**EXERCISE DETAILS:**
Please restate each entry word for word and leave the pictures out.

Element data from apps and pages
================================
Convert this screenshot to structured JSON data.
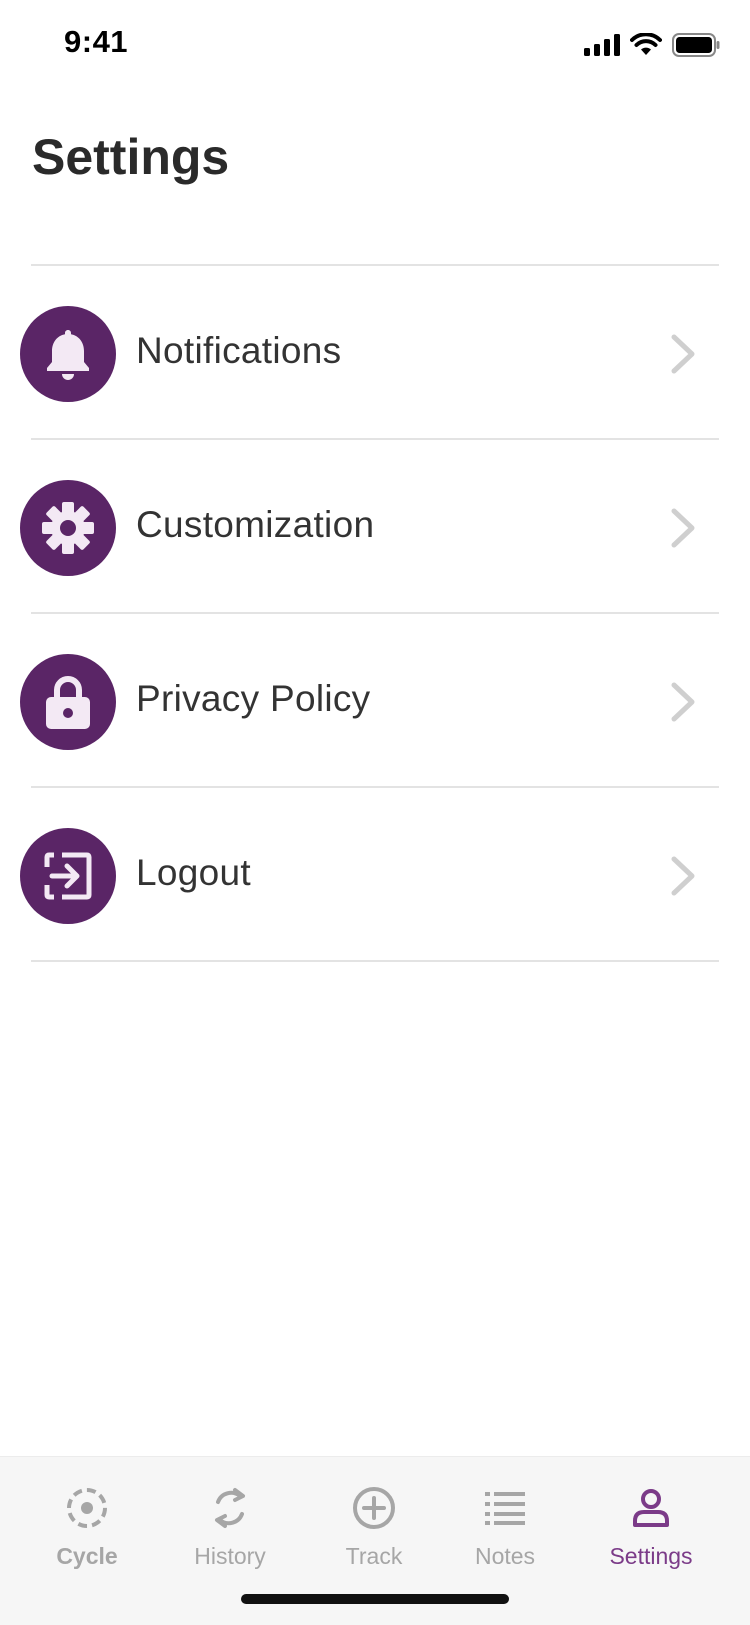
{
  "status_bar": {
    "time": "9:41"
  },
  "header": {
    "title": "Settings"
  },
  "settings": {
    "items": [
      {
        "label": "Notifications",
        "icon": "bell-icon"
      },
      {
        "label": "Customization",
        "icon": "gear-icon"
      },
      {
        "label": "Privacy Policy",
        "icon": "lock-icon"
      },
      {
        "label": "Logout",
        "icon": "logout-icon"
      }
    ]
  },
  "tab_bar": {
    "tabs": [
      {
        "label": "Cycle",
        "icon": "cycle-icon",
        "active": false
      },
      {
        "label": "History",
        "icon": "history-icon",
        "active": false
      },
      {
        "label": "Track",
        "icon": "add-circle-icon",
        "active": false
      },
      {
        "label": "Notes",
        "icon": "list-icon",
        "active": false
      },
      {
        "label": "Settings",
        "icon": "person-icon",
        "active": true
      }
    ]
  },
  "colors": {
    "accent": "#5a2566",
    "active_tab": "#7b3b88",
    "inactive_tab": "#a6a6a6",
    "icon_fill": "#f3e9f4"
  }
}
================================
**RESPONSE FOR THIS EXERCISE:**
Convert this screenshot to structured JSON data.
{
  "status_bar": {
    "time": "9:41"
  },
  "header": {
    "title": "Settings"
  },
  "settings": {
    "items": [
      {
        "label": "Notifications",
        "icon": "bell-icon"
      },
      {
        "label": "Customization",
        "icon": "gear-icon"
      },
      {
        "label": "Privacy Policy",
        "icon": "lock-icon"
      },
      {
        "label": "Logout",
        "icon": "logout-icon"
      }
    ]
  },
  "tab_bar": {
    "tabs": [
      {
        "label": "Cycle",
        "icon": "cycle-icon",
        "active": false
      },
      {
        "label": "History",
        "icon": "history-icon",
        "active": false
      },
      {
        "label": "Track",
        "icon": "add-circle-icon",
        "active": false
      },
      {
        "label": "Notes",
        "icon": "list-icon",
        "active": false
      },
      {
        "label": "Settings",
        "icon": "person-icon",
        "active": true
      }
    ]
  },
  "colors": {
    "accent": "#5a2566",
    "active_tab": "#7b3b88",
    "inactive_tab": "#a6a6a6",
    "icon_fill": "#f3e9f4"
  }
}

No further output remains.